About this task:
Every entry, from the first to the last, should be written out exactly.

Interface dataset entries
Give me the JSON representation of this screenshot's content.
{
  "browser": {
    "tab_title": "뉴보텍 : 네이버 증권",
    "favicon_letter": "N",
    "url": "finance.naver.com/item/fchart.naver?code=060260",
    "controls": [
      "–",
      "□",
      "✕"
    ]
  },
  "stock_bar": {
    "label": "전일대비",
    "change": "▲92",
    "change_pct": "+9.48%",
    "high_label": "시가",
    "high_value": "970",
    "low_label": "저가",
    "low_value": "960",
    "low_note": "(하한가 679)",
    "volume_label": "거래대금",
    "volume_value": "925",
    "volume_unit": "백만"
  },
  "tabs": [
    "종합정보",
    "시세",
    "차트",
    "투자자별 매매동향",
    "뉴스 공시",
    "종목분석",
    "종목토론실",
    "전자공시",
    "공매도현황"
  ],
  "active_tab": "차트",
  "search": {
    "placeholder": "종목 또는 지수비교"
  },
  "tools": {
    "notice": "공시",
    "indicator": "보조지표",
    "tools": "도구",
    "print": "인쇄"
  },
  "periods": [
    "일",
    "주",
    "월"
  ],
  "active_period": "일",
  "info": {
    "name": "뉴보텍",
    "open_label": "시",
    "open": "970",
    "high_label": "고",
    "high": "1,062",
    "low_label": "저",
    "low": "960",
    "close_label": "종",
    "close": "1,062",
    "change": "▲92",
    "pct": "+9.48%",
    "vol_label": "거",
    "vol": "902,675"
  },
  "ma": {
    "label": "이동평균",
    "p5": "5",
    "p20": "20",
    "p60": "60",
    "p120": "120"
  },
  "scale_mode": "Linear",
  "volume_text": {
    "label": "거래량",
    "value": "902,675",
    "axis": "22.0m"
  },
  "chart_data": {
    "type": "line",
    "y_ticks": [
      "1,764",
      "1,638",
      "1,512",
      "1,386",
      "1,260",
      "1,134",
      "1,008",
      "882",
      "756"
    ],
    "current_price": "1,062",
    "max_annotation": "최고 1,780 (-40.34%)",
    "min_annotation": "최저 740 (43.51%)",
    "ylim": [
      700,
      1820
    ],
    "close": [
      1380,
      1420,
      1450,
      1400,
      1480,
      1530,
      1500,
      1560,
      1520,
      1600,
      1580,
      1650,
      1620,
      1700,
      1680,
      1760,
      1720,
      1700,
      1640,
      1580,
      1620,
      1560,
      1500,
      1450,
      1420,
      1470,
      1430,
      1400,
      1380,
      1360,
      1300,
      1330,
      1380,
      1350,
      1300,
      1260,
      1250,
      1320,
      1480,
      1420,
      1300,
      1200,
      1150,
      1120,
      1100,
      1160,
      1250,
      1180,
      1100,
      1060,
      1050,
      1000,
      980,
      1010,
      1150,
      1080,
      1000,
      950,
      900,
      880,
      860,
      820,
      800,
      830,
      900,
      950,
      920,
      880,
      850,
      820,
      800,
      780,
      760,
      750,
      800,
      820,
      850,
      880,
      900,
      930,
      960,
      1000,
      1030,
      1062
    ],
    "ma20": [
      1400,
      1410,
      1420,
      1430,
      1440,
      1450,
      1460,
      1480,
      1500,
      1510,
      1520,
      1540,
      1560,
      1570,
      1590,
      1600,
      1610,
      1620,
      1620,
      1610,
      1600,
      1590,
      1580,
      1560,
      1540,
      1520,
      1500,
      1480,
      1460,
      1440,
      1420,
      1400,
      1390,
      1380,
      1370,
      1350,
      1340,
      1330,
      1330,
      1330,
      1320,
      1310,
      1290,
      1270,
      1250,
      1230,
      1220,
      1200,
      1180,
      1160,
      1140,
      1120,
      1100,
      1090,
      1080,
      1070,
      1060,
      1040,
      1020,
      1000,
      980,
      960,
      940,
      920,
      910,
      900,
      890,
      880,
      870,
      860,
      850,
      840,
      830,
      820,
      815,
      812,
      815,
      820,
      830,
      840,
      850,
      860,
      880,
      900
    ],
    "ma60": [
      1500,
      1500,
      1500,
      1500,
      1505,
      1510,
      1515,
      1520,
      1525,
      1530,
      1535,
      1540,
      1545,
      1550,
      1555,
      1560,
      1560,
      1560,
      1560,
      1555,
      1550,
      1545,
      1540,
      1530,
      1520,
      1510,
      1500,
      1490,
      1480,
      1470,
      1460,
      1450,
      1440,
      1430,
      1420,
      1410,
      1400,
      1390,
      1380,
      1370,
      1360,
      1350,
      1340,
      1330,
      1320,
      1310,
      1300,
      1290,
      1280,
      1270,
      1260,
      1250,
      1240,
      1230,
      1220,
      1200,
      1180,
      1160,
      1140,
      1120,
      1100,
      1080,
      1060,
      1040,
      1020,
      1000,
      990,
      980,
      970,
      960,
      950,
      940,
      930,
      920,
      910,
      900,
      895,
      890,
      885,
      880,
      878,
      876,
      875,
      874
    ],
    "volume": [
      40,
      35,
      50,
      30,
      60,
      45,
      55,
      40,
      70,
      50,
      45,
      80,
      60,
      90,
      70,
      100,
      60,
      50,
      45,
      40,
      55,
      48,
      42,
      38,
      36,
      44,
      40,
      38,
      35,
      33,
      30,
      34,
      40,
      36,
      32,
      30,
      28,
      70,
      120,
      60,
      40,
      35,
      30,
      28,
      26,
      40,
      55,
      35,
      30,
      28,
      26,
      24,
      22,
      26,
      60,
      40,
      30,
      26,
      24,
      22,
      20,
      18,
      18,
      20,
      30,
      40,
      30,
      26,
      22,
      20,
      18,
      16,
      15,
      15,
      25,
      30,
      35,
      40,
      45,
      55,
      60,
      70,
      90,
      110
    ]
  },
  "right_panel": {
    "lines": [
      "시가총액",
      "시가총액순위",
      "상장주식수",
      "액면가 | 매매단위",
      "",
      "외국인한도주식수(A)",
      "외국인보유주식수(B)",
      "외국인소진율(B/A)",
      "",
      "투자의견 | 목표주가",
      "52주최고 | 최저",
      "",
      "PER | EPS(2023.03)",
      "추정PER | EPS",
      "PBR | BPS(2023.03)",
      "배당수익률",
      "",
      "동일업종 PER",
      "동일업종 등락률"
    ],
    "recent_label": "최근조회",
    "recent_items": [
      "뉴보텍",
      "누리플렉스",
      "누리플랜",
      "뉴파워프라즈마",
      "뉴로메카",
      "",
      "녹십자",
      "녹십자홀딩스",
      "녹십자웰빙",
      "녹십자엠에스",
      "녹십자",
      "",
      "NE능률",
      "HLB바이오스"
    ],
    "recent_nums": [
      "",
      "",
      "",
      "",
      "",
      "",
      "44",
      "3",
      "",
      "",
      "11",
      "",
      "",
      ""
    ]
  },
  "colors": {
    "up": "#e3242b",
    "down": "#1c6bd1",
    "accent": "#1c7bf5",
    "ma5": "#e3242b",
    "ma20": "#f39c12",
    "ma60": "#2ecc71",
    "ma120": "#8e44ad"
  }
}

Exercise response:
Give me the JSON representation of this screenshot's content.
{
  "browser": {
    "tab_title": "뉴보텍 : 네이버 증권",
    "favicon_letter": "N",
    "url": "finance.naver.com/item/fchart.naver?code=060260",
    "controls": [
      "–",
      "□",
      "✕"
    ]
  },
  "stock_bar": {
    "label": "전일대비",
    "change": "▲92",
    "change_pct": "+9.48%",
    "high_label": "시가",
    "high_value": "970",
    "low_label": "저가",
    "low_value": "960",
    "low_note": "(하한가 679)",
    "volume_label": "거래대금",
    "volume_value": "925",
    "volume_unit": "백만"
  },
  "tabs": [
    "종합정보",
    "시세",
    "차트",
    "투자자별 매매동향",
    "뉴스 공시",
    "종목분석",
    "종목토론실",
    "전자공시",
    "공매도현황"
  ],
  "active_tab": "차트",
  "search": {
    "placeholder": "종목 또는 지수비교"
  },
  "tools": {
    "notice": "공시",
    "indicator": "보조지표",
    "tools": "도구",
    "print": "인쇄"
  },
  "periods": [
    "일",
    "주",
    "월"
  ],
  "active_period": "일",
  "info": {
    "name": "뉴보텍",
    "open_label": "시",
    "open": "970",
    "high_label": "고",
    "high": "1,062",
    "low_label": "저",
    "low": "960",
    "close_label": "종",
    "close": "1,062",
    "change": "▲92",
    "pct": "+9.48%",
    "vol_label": "거",
    "vol": "902,675"
  },
  "ma": {
    "label": "이동평균",
    "p5": "5",
    "p20": "20",
    "p60": "60",
    "p120": "120"
  },
  "scale_mode": "Linear",
  "volume_text": {
    "label": "거래량",
    "value": "902,675",
    "axis": "22.0m"
  },
  "chart_data": {
    "type": "line",
    "y_ticks": [
      "1,764",
      "1,638",
      "1,512",
      "1,386",
      "1,260",
      "1,134",
      "1,008",
      "882",
      "756"
    ],
    "current_price": "1,062",
    "max_annotation": "최고 1,780 (-40.34%)",
    "min_annotation": "최저 740 (43.51%)",
    "ylim": [
      700,
      1820
    ],
    "close": [
      1380,
      1420,
      1450,
      1400,
      1480,
      1530,
      1500,
      1560,
      1520,
      1600,
      1580,
      1650,
      1620,
      1700,
      1680,
      1760,
      1720,
      1700,
      1640,
      1580,
      1620,
      1560,
      1500,
      1450,
      1420,
      1470,
      1430,
      1400,
      1380,
      1360,
      1300,
      1330,
      1380,
      1350,
      1300,
      1260,
      1250,
      1320,
      1480,
      1420,
      1300,
      1200,
      1150,
      1120,
      1100,
      1160,
      1250,
      1180,
      1100,
      1060,
      1050,
      1000,
      980,
      1010,
      1150,
      1080,
      1000,
      950,
      900,
      880,
      860,
      820,
      800,
      830,
      900,
      950,
      920,
      880,
      850,
      820,
      800,
      780,
      760,
      750,
      800,
      820,
      850,
      880,
      900,
      930,
      960,
      1000,
      1030,
      1062
    ],
    "ma20": [
      1400,
      1410,
      1420,
      1430,
      1440,
      1450,
      1460,
      1480,
      1500,
      1510,
      1520,
      1540,
      1560,
      1570,
      1590,
      1600,
      1610,
      1620,
      1620,
      1610,
      1600,
      1590,
      1580,
      1560,
      1540,
      1520,
      1500,
      1480,
      1460,
      1440,
      1420,
      1400,
      1390,
      1380,
      1370,
      1350,
      1340,
      1330,
      1330,
      1330,
      1320,
      1310,
      1290,
      1270,
      1250,
      1230,
      1220,
      1200,
      1180,
      1160,
      1140,
      1120,
      1100,
      1090,
      1080,
      1070,
      1060,
      1040,
      1020,
      1000,
      980,
      960,
      940,
      920,
      910,
      900,
      890,
      880,
      870,
      860,
      850,
      840,
      830,
      820,
      815,
      812,
      815,
      820,
      830,
      840,
      850,
      860,
      880,
      900
    ],
    "ma60": [
      1500,
      1500,
      1500,
      1500,
      1505,
      1510,
      1515,
      1520,
      1525,
      1530,
      1535,
      1540,
      1545,
      1550,
      1555,
      1560,
      1560,
      1560,
      1560,
      1555,
      1550,
      1545,
      1540,
      1530,
      1520,
      1510,
      1500,
      1490,
      1480,
      1470,
      1460,
      1450,
      1440,
      1430,
      1420,
      1410,
      1400,
      1390,
      1380,
      1370,
      1360,
      1350,
      1340,
      1330,
      1320,
      1310,
      1300,
      1290,
      1280,
      1270,
      1260,
      1250,
      1240,
      1230,
      1220,
      1200,
      1180,
      1160,
      1140,
      1120,
      1100,
      1080,
      1060,
      1040,
      1020,
      1000,
      990,
      980,
      970,
      960,
      950,
      940,
      930,
      920,
      910,
      900,
      895,
      890,
      885,
      880,
      878,
      876,
      875,
      874
    ],
    "volume": [
      40,
      35,
      50,
      30,
      60,
      45,
      55,
      40,
      70,
      50,
      45,
      80,
      60,
      90,
      70,
      100,
      60,
      50,
      45,
      40,
      55,
      48,
      42,
      38,
      36,
      44,
      40,
      38,
      35,
      33,
      30,
      34,
      40,
      36,
      32,
      30,
      28,
      70,
      120,
      60,
      40,
      35,
      30,
      28,
      26,
      40,
      55,
      35,
      30,
      28,
      26,
      24,
      22,
      26,
      60,
      40,
      30,
      26,
      24,
      22,
      20,
      18,
      18,
      20,
      30,
      40,
      30,
      26,
      22,
      20,
      18,
      16,
      15,
      15,
      25,
      30,
      35,
      40,
      45,
      55,
      60,
      70,
      90,
      110
    ]
  },
  "right_panel": {
    "lines": [
      "시가총액",
      "시가총액순위",
      "상장주식수",
      "액면가 | 매매단위",
      "",
      "외국인한도주식수(A)",
      "외국인보유주식수(B)",
      "외국인소진율(B/A)",
      "",
      "투자의견 | 목표주가",
      "52주최고 | 최저",
      "",
      "PER | EPS(2023.03)",
      "추정PER | EPS",
      "PBR | BPS(2023.03)",
      "배당수익률",
      "",
      "동일업종 PER",
      "동일업종 등락률"
    ],
    "recent_label": "최근조회",
    "recent_items": [
      "뉴보텍",
      "누리플렉스",
      "누리플랜",
      "뉴파워프라즈마",
      "뉴로메카",
      "",
      "녹십자",
      "녹십자홀딩스",
      "녹십자웰빙",
      "녹십자엠에스",
      "녹십자",
      "",
      "NE능률",
      "HLB바이오스"
    ],
    "recent_nums": [
      "",
      "",
      "",
      "",
      "",
      "",
      "44",
      "3",
      "",
      "",
      "11",
      "",
      "",
      ""
    ]
  },
  "colors": {
    "up": "#e3242b",
    "down": "#1c6bd1",
    "accent": "#1c7bf5",
    "ma5": "#e3242b",
    "ma20": "#f39c12",
    "ma60": "#2ecc71",
    "ma120": "#8e44ad"
  }
}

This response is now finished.